500 Years Later (፭፻ ዓመታት በኋላ 500 ʿamätatə bähwala) is the title of an independent documentary film directed by Owen 'Alik Shahadah, written by M. K. Asante, Jr. released in 2005. It won five international film festival awards (including UNESCO 'Breaking the Chains Award') [1][2][3]in the category of Best Documentary. 500 Years Later has received praise as well as controversy, both for the genre of the film (creative documentary), and the social-political impact of the film as it relates to race study. The film opened on February 28, 2005, at the Pan-African Awards (PAFF) and won Best Documentary at its premiere.
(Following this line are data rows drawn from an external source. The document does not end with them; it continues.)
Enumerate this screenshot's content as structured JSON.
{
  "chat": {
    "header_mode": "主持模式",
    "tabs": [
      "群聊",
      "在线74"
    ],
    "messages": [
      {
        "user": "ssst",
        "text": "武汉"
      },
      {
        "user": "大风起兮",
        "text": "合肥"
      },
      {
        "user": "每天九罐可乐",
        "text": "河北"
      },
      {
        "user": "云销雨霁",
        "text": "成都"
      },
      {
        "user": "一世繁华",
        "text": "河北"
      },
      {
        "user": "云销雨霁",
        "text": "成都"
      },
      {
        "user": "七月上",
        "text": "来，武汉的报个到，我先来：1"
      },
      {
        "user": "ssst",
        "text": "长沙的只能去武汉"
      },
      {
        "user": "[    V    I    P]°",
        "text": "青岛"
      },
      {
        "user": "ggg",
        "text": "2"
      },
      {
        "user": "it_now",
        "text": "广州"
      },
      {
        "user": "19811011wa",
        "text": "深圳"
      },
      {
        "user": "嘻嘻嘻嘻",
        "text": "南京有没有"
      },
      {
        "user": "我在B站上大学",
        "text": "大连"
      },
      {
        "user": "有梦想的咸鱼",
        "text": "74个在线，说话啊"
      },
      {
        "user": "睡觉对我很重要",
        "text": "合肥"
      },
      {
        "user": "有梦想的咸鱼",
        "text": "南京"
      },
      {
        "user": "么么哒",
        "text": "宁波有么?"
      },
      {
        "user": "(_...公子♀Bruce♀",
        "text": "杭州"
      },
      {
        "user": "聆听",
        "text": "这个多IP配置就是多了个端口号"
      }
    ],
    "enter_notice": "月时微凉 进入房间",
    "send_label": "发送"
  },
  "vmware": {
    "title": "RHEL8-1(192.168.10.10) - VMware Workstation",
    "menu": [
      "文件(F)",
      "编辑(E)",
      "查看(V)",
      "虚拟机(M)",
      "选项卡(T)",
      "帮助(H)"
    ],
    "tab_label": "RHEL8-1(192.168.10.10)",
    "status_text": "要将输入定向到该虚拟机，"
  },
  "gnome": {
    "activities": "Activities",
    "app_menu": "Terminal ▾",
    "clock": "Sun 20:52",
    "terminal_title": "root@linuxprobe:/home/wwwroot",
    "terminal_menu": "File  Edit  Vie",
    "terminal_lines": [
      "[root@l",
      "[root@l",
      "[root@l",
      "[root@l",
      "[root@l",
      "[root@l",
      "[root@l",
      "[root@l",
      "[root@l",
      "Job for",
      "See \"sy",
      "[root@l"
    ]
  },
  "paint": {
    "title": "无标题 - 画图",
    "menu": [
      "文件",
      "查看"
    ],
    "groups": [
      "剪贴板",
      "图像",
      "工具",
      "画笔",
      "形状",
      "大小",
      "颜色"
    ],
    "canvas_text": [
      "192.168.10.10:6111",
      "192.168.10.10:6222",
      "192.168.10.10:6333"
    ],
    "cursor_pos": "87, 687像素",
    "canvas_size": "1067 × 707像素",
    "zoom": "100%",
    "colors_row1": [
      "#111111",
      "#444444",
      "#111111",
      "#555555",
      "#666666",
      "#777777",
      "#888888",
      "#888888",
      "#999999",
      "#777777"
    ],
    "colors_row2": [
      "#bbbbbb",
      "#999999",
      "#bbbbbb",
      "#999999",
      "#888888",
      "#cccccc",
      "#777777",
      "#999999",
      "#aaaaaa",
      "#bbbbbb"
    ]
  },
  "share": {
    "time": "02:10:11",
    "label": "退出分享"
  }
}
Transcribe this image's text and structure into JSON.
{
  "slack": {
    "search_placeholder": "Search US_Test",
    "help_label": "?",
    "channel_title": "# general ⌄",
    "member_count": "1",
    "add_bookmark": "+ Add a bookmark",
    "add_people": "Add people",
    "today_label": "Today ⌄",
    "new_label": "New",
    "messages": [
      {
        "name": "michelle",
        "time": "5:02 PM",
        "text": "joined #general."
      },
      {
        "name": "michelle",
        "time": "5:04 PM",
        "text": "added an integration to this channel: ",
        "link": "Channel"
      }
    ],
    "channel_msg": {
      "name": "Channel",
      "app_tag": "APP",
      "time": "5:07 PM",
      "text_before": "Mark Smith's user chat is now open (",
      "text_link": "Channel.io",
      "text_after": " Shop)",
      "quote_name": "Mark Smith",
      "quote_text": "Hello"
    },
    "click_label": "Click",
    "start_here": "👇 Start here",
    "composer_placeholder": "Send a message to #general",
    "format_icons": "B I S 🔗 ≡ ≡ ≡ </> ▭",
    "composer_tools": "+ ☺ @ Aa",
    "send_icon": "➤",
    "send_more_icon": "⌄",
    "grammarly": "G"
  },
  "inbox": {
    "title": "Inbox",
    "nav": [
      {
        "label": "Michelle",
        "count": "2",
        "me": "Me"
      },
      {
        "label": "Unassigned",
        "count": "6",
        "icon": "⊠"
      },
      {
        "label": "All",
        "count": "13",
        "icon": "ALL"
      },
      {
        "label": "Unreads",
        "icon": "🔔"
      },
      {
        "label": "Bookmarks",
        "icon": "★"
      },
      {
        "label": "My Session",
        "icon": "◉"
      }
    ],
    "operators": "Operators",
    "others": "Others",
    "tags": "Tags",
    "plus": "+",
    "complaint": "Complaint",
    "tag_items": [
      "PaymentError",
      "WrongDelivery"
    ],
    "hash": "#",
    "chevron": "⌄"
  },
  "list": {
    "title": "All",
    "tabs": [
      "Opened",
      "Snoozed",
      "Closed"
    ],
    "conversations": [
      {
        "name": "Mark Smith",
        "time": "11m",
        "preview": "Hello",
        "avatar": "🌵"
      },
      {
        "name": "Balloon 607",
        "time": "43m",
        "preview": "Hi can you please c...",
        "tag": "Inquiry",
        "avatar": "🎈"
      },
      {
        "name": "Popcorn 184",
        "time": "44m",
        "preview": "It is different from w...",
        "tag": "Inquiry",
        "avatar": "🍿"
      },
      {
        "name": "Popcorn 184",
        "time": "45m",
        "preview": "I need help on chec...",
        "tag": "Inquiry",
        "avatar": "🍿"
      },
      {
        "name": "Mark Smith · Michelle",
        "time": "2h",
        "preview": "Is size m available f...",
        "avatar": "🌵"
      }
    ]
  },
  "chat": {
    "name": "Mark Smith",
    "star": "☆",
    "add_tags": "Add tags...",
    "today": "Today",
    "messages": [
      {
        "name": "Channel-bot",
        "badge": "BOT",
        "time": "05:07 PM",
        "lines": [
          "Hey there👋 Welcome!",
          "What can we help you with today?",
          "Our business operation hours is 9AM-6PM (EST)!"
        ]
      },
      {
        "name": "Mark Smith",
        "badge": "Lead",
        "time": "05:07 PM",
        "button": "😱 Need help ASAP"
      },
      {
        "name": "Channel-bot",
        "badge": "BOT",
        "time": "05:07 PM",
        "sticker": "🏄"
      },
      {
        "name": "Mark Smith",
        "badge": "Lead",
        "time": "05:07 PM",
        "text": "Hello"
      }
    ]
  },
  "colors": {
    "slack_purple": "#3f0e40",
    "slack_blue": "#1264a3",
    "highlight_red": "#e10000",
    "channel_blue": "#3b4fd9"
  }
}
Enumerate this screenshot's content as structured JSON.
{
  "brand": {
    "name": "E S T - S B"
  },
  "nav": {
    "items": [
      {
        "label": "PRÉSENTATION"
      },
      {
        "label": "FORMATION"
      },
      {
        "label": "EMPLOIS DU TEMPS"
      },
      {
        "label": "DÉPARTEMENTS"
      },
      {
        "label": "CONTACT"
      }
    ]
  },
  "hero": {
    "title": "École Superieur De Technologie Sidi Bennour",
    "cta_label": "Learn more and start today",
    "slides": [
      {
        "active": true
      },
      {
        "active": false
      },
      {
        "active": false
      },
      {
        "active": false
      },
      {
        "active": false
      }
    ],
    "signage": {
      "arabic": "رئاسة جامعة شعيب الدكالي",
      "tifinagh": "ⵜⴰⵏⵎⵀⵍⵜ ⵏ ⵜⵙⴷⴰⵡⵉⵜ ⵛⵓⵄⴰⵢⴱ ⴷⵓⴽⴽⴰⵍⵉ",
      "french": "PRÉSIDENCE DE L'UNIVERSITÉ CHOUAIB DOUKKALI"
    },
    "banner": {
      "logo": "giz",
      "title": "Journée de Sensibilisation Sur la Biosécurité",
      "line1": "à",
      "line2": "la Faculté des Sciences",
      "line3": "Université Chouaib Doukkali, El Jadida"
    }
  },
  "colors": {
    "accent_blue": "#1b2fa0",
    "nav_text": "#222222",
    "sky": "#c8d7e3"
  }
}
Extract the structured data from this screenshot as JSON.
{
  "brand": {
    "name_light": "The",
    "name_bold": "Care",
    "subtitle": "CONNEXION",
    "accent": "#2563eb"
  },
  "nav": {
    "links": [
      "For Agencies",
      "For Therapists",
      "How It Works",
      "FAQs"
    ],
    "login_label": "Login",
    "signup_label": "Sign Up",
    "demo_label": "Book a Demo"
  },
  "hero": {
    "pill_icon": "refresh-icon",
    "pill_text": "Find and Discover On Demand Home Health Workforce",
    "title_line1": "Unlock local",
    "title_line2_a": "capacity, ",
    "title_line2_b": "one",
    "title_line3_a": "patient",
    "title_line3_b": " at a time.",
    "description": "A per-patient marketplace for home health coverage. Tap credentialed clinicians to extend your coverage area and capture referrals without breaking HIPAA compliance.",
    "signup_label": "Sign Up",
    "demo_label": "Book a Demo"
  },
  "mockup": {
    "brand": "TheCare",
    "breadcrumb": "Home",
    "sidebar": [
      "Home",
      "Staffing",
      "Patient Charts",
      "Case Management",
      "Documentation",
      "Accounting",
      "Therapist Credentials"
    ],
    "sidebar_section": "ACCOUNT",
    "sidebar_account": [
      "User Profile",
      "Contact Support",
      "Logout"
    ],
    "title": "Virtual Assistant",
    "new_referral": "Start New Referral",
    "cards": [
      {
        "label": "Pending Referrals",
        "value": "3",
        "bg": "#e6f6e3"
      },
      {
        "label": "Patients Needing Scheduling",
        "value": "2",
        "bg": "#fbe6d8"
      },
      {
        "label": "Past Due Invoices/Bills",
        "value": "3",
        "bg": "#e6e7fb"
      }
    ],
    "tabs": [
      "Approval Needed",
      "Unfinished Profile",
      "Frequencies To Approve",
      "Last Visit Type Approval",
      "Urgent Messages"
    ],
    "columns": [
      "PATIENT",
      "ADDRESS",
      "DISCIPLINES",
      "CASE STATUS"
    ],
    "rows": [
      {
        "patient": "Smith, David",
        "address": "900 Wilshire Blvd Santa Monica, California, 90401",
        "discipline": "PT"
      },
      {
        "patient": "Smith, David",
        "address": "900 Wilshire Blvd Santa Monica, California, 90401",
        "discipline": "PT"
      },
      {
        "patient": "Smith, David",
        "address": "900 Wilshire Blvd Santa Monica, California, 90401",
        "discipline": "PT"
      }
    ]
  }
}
The film made its American television premiere on August 23, 2008 on TV One (Radio One), and Ethiopian Television premiere on October 27, 2007. It was shown nationally in South Africa on December, 14, 2014 on SABC 2.[4][5] In 2010, the sequel Motherland was released.

Plot[edit]

The film visits five continents, and over twenty countries while charting the legacy of slavery and identifies a direct, or indirect link to crime, drugs, HIV/AIDS, poor education, inferiority complex, low expectations, poverty, corruption, poor health, and underdevelopment to African people globally.

Cast[edit]

The cast features key figures from the African-American academic world.

Awards and nominations[edit]

UNESCO Award and reception[edit]

500 Years Later was the first film to win a UNESCO award for documenting slavery. And was part of UNESCO slave route project started in 1994: "The prize awarded $10,000 to a film that breaks the silence and speaks to the social, historical, economic and psychological impact of the slave trade; a film that raises public awareness of slavery’s historical and contemporary manifestations; a film that gives voice to the dispossessed, reflects their perspectives and articulates their resistance to this dehumanization."[6] UNESCO launched the Slave Route Project in 1994.[citation needed]

See also[edit]

References[edit]

External links[edit]